Return the records below exactly as they are written.

======== DATA EXTRACTS ========

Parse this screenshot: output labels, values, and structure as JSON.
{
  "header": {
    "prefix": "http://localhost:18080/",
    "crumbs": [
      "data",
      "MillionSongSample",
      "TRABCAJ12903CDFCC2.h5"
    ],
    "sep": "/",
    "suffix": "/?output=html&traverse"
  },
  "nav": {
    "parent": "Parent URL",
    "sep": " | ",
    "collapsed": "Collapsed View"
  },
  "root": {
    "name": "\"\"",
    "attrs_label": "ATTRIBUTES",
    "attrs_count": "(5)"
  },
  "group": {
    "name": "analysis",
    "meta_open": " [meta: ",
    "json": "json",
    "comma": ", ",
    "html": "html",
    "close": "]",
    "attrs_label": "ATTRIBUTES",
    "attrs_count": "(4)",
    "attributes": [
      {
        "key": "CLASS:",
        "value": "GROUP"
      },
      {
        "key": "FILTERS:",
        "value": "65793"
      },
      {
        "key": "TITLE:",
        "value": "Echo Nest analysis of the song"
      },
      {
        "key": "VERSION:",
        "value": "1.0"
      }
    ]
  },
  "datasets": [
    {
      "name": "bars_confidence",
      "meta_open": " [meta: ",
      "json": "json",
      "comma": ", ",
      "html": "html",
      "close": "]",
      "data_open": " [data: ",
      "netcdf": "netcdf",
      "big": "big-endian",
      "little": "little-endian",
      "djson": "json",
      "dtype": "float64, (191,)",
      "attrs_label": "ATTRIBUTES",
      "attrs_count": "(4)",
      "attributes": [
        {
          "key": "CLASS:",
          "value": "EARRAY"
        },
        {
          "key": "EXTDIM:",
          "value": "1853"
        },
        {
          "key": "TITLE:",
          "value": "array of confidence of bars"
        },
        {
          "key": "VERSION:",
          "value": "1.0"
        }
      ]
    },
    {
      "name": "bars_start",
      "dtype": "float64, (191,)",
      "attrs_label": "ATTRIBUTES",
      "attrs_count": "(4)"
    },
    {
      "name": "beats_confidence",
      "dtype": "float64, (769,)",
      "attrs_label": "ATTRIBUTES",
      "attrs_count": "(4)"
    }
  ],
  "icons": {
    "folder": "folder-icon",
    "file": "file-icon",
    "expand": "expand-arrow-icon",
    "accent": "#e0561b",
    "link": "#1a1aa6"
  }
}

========

SOLVED EXERCISE –
Parse this screenshot: output labels, values, and structure as JSON.
{
  "header": {
    "prefix": "http://localhost:18080/",
    "crumbs": [
      "data",
      "MillionSongSample",
      "TRABCAJ12903CDFCC2.h5"
    ],
    "sep": "/",
    "suffix": "/?output=html&traverse"
  },
  "nav": {
    "parent": "Parent URL",
    "sep": " | ",
    "collapsed": "Collapsed View"
  },
  "root": {
    "name": "\"\"",
    "attrs_label": "ATTRIBUTES",
    "attrs_count": "(5)"
  },
  "group": {
    "name": "analysis",
    "meta_open": " [meta: ",
    "json": "json",
    "comma": ", ",
    "html": "html",
    "close": "]",
    "attrs_label": "ATTRIBUTES",
    "attrs_count": "(4)",
    "attributes": [
      {
        "key": "CLASS:",
        "value": "GROUP"
      },
      {
        "key": "FILTERS:",
        "value": "65793"
      },
      {
        "key": "TITLE:",
        "value": "Echo Nest analysis of the song"
      },
      {
        "key": "VERSION:",
        "value": "1.0"
      }
    ]
  },
  "datasets": [
    {
      "name": "bars_confidence",
      "meta_open": " [meta: ",
      "json": "json",
      "comma": ", ",
      "html": "html",
      "close": "]",
      "data_open": " [data: ",
      "netcdf": "netcdf",
      "big": "big-endian",
      "little": "little-endian",
      "djson": "json",
      "dtype": "float64, (191,)",
      "attrs_label": "ATTRIBUTES",
      "attrs_count": "(4)",
      "attributes": [
        {
          "key": "CLASS:",
          "value": "EARRAY"
        },
        {
          "key": "EXTDIM:",
          "value": "1853"
        },
        {
          "key": "TITLE:",
          "value": "array of confidence of bars"
        },
        {
          "key": "VERSION:",
          "value": "1.0"
        }
      ]
    },
    {
      "name": "bars_start",
      "dtype": "float64, (191,)",
      "attrs_label": "ATTRIBUTES",
      "attrs_count": "(4)"
    },
    {
      "name": "beats_confidence",
      "dtype": "float64, (769,)",
      "attrs_label": "ATTRIBUTES",
      "attrs_count": "(4)"
    }
  ],
  "icons": {
    "folder": "folder-icon",
    "file": "file-icon",
    "expand": "expand-arrow-icon",
    "accent": "#e0561b",
    "link": "#1a1aa6"
  }
}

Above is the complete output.